▸ **What the task requires**: From the first record to the last, write out each one exactly.
_ _ _ _
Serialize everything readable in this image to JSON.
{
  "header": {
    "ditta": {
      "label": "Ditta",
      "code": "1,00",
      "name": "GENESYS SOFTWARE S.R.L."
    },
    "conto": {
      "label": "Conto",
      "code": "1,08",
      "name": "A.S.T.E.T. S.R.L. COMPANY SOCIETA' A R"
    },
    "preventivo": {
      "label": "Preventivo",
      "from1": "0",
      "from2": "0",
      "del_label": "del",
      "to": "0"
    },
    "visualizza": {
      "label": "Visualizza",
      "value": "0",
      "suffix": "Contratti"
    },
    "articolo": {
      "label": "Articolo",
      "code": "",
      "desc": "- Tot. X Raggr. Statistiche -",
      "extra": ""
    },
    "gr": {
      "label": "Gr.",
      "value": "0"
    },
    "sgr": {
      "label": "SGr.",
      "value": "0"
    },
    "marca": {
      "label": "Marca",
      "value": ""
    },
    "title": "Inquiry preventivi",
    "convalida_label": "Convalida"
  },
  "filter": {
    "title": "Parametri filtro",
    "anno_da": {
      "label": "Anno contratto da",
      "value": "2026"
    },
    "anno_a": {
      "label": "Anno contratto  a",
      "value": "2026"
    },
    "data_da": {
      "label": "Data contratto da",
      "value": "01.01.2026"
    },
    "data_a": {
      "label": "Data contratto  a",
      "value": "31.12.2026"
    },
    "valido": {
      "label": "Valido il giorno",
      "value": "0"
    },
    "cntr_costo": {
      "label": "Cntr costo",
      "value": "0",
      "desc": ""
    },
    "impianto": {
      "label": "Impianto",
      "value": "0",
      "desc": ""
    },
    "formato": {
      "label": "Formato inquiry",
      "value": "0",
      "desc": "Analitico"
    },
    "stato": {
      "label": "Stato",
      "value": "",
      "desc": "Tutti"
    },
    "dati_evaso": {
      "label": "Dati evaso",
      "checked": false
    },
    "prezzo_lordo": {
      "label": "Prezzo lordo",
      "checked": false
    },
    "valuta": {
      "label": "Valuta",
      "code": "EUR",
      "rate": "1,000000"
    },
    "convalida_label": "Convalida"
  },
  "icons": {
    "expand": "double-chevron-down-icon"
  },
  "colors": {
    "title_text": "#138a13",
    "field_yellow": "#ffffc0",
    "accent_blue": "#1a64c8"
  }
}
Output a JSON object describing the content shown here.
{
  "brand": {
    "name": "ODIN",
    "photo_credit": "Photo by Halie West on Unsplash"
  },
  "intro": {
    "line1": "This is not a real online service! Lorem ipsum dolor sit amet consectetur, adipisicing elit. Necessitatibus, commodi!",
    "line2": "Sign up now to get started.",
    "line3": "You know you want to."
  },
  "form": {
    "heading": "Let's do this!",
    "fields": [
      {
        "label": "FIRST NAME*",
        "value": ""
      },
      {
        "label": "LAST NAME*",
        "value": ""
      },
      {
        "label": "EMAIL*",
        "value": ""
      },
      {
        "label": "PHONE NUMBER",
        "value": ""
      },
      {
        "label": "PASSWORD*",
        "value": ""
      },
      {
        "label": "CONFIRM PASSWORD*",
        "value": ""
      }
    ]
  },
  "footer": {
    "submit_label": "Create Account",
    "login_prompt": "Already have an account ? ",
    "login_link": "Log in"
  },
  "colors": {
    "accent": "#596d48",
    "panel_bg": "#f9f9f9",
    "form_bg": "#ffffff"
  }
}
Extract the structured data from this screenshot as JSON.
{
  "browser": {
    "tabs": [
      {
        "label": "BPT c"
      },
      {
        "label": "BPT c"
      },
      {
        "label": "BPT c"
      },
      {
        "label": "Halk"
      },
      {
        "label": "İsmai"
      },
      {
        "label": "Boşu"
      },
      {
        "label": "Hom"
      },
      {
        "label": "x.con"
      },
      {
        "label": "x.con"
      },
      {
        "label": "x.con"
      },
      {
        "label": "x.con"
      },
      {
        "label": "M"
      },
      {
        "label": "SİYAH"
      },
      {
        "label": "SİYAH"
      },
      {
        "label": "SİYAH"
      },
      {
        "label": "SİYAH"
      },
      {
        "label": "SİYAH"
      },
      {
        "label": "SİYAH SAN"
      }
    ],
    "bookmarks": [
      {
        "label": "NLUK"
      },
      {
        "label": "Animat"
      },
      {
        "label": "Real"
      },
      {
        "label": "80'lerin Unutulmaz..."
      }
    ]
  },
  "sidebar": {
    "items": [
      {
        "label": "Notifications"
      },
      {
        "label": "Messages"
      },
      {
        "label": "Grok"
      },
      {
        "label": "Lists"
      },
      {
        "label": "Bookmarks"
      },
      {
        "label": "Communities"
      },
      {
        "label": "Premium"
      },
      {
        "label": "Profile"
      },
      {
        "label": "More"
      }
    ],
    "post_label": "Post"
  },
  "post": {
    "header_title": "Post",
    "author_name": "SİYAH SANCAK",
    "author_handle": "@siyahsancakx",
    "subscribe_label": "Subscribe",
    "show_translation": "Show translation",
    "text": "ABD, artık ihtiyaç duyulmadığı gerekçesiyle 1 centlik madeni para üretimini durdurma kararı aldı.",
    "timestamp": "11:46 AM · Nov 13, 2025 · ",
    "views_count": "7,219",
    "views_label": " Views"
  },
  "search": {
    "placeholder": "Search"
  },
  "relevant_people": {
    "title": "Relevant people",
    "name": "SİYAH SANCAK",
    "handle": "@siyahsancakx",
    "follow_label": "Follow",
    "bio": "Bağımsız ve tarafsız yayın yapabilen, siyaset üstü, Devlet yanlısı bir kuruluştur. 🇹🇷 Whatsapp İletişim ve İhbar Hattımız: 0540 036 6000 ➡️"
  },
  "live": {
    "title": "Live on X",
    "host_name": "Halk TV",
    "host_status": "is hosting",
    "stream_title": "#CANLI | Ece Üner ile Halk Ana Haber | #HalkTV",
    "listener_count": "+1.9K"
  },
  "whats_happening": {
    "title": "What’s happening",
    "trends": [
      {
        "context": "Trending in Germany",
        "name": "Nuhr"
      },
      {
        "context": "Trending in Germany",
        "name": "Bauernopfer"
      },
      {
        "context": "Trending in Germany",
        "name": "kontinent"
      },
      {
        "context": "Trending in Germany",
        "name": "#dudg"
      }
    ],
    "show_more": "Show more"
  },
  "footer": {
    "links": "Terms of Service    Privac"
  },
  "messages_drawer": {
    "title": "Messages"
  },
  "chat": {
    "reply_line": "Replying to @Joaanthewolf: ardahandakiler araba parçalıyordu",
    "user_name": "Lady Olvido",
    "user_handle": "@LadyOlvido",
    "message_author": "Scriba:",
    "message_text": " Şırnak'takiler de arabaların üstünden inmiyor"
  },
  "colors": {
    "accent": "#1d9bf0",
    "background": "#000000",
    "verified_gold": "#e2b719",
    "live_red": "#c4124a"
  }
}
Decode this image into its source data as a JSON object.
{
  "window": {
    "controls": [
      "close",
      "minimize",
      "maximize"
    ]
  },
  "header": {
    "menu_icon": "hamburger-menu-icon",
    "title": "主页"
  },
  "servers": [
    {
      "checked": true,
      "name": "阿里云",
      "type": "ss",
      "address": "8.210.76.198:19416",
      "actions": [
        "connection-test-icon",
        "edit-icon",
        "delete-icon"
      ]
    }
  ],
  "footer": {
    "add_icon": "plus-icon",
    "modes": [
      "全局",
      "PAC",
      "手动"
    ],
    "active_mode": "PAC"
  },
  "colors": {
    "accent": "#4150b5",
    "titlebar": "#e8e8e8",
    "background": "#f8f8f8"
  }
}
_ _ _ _
▸ **Exercise solution**:
Serialize everything readable in this image to JSON.
{
  "header": {
    "ditta": {
      "label": "Ditta",
      "code": "1,00",
      "name": "GENESYS SOFTWARE S.R.L."
    },
    "conto": {
      "label": "Conto",
      "code": "1,08",
      "name": "A.S.T.E.T. S.R.L. COMPANY SOCIETA' A R"
    },
    "preventivo": {
      "label": "Preventivo",
      "from1": "0",
      "from2": "0",
      "del_label": "del",
      "to": "0"
    },
    "visualizza": {
      "label": "Visualizza",
      "value": "0",
      "suffix": "Contratti"
    },
    "articolo": {
      "label": "Articolo",
      "code": "",
      "desc": "- Tot. X Raggr. Statistiche -",
      "extra": ""
    },
    "gr": {
      "label": "Gr.",
      "value": "0"
    },
    "sgr": {
      "label": "SGr.",
      "value": "0"
    },
    "marca": {
      "label": "Marca",
      "value": ""
    },
    "title": "Inquiry preventivi",
    "convalida_label": "Convalida"
  },
  "filter": {
    "title": "Parametri filtro",
    "anno_da": {
      "label": "Anno contratto da",
      "value": "2026"
    },
    "anno_a": {
      "label": "Anno contratto  a",
      "value": "2026"
    },
    "data_da": {
      "label": "Data contratto da",
      "value": "01.01.2026"
    },
    "data_a": {
      "label": "Data contratto  a",
      "value": "31.12.2026"
    },
    "valido": {
      "label": "Valido il giorno",
      "value": "0"
    },
    "cntr_costo": {
      "label": "Cntr costo",
      "value": "0",
      "desc": ""
    },
    "impianto": {
      "label": "Impianto",
      "value": "0",
      "desc": ""
    },
    "formato": {
      "label": "Formato inquiry",
      "value": "0",
      "desc": "Analitico"
    },
    "stato": {
      "label": "Stato",
      "value": "",
      "desc": "Tutti"
    },
    "dati_evaso": {
      "label": "Dati evaso",
      "checked": false
    },
    "prezzo_lordo": {
      "label": "Prezzo lordo",
      "checked": false
    },
    "valuta": {
      "label": "Valuta",
      "code": "EUR",
      "rate": "1,000000"
    },
    "convalida_label": "Convalida"
  },
  "icons": {
    "expand": "double-chevron-down-icon"
  },
  "colors": {
    "title_text": "#138a13",
    "field_yellow": "#ffffc0",
    "accent_blue": "#1a64c8"
  }
}
Output a JSON object describing the content shown here.
{
  "brand": {
    "name": "ODIN",
    "photo_credit": "Photo by Halie West on Unsplash"
  },
  "intro": {
    "line1": "This is not a real online service! Lorem ipsum dolor sit amet consectetur, adipisicing elit. Necessitatibus, commodi!",
    "line2": "Sign up now to get started.",
    "line3": "You know you want to."
  },
  "form": {
    "heading": "Let's do this!",
    "fields": [
      {
        "label": "FIRST NAME*",
        "value": ""
      },
      {
        "label": "LAST NAME*",
        "value": ""
      },
      {
        "label": "EMAIL*",
        "value": ""
      },
      {
        "label": "PHONE NUMBER",
        "value": ""
      },
      {
        "label": "PASSWORD*",
        "value": ""
      },
      {
        "label": "CONFIRM PASSWORD*",
        "value": ""
      }
    ]
  },
  "footer": {
    "submit_label": "Create Account",
    "login_prompt": "Already have an account ? ",
    "login_link": "Log in"
  },
  "colors": {
    "accent": "#596d48",
    "panel_bg": "#f9f9f9",
    "form_bg": "#ffffff"
  }
}
Extract the structured data from this screenshot as JSON.
{
  "browser": {
    "tabs": [
      {
        "label": "BPT c"
      },
      {
        "label": "BPT c"
      },
      {
        "label": "BPT c"
      },
      {
        "label": "Halk"
      },
      {
        "label": "İsmai"
      },
      {
        "label": "Boşu"
      },
      {
        "label": "Hom"
      },
      {
        "label": "x.con"
      },
      {
        "label": "x.con"
      },
      {
        "label": "x.con"
      },
      {
        "label": "x.con"
      },
      {
        "label": "M"
      },
      {
        "label": "SİYAH"
      },
      {
        "label": "SİYAH"
      },
      {
        "label": "SİYAH"
      },
      {
        "label": "SİYAH"
      },
      {
        "label": "SİYAH"
      },
      {
        "label": "SİYAH SAN"
      }
    ],
    "bookmarks": [
      {
        "label": "NLUK"
      },
      {
        "label": "Animat"
      },
      {
        "label": "Real"
      },
      {
        "label": "80'lerin Unutulmaz..."
      }
    ]
  },
  "sidebar": {
    "items": [
      {
        "label": "Notifications"
      },
      {
        "label": "Messages"
      },
      {
        "label": "Grok"
      },
      {
        "label": "Lists"
      },
      {
        "label": "Bookmarks"
      },
      {
        "label": "Communities"
      },
      {
        "label": "Premium"
      },
      {
        "label": "Profile"
      },
      {
        "label": "More"
      }
    ],
    "post_label": "Post"
  },
  "post": {
    "header_title": "Post",
    "author_name": "SİYAH SANCAK",
    "author_handle": "@siyahsancakx",
    "subscribe_label": "Subscribe",
    "show_translation": "Show translation",
    "text": "ABD, artık ihtiyaç duyulmadığı gerekçesiyle 1 centlik madeni para üretimini durdurma kararı aldı.",
    "timestamp": "11:46 AM · Nov 13, 2025 · ",
    "views_count": "7,219",
    "views_label": " Views"
  },
  "search": {
    "placeholder": "Search"
  },
  "relevant_people": {
    "title": "Relevant people",
    "name": "SİYAH SANCAK",
    "handle": "@siyahsancakx",
    "follow_label": "Follow",
    "bio": "Bağımsız ve tarafsız yayın yapabilen, siyaset üstü, Devlet yanlısı bir kuruluştur. 🇹🇷 Whatsapp İletişim ve İhbar Hattımız: 0540 036 6000 ➡️"
  },
  "live": {
    "title": "Live on X",
    "host_name": "Halk TV",
    "host_status": "is hosting",
    "stream_title": "#CANLI | Ece Üner ile Halk Ana Haber | #HalkTV",
    "listener_count": "+1.9K"
  },
  "whats_happening": {
    "title": "What’s happening",
    "trends": [
      {
        "context": "Trending in Germany",
        "name": "Nuhr"
      },
      {
        "context": "Trending in Germany",
        "name": "Bauernopfer"
      },
      {
        "context": "Trending in Germany",
        "name": "kontinent"
      },
      {
        "context": "Trending in Germany",
        "name": "#dudg"
      }
    ],
    "show_more": "Show more"
  },
  "footer": {
    "links": "Terms of Service    Privac"
  },
  "messages_drawer": {
    "title": "Messages"
  },
  "chat": {
    "reply_line": "Replying to @Joaanthewolf: ardahandakiler araba parçalıyordu",
    "user_name": "Lady Olvido",
    "user_handle": "@LadyOlvido",
    "message_author": "Scriba:",
    "message_text": " Şırnak'takiler de arabaların üstünden inmiyor"
  },
  "colors": {
    "accent": "#1d9bf0",
    "background": "#000000",
    "verified_gold": "#e2b719",
    "live_red": "#c4124a"
  }
}
Decode this image into its source data as a JSON object.
{
  "window": {
    "controls": [
      "close",
      "minimize",
      "maximize"
    ]
  },
  "header": {
    "menu_icon": "hamburger-menu-icon",
    "title": "主页"
  },
  "servers": [
    {
      "checked": true,
      "name": "阿里云",
      "type": "ss",
      "address": "8.210.76.198:19416",
      "actions": [
        "connection-test-icon",
        "edit-icon",
        "delete-icon"
      ]
    }
  ],
  "footer": {
    "add_icon": "plus-icon",
    "modes": [
      "全局",
      "PAC",
      "手动"
    ],
    "active_mode": "PAC"
  },
  "colors": {
    "accent": "#4150b5",
    "titlebar": "#e8e8e8",
    "background": "#f8f8f8"
  }
}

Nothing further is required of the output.